[Opening Dataset section]

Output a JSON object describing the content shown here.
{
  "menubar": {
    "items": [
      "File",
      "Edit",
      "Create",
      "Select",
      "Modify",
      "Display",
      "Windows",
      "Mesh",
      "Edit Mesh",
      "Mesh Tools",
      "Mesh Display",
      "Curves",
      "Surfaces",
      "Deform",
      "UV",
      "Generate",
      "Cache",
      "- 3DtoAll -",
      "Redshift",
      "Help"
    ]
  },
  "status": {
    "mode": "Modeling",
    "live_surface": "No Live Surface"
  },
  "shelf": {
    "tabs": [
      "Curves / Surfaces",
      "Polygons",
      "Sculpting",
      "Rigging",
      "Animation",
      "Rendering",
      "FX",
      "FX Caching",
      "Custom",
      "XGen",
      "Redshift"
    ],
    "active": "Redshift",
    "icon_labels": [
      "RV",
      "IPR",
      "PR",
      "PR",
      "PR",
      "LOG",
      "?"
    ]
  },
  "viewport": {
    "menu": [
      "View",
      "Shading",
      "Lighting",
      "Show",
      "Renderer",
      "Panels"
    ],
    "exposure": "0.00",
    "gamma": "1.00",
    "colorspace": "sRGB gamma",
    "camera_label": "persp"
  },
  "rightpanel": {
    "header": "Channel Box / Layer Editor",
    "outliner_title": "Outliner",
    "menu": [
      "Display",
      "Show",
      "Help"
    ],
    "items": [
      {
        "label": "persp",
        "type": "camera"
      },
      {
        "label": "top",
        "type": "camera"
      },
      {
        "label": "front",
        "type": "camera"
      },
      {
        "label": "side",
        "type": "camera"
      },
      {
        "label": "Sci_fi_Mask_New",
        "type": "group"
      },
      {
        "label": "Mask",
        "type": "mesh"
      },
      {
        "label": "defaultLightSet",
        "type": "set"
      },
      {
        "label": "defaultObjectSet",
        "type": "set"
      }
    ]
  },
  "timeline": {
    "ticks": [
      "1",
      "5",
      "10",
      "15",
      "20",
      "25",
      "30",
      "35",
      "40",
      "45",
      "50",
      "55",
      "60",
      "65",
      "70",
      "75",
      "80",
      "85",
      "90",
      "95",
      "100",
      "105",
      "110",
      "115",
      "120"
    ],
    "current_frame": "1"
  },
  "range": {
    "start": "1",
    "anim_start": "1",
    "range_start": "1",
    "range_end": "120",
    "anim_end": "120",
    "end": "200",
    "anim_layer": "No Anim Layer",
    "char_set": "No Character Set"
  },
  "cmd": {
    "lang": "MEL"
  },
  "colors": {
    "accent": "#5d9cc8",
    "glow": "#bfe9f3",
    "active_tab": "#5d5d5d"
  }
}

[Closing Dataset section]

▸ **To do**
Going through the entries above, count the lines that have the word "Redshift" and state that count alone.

▸ **Task output**
3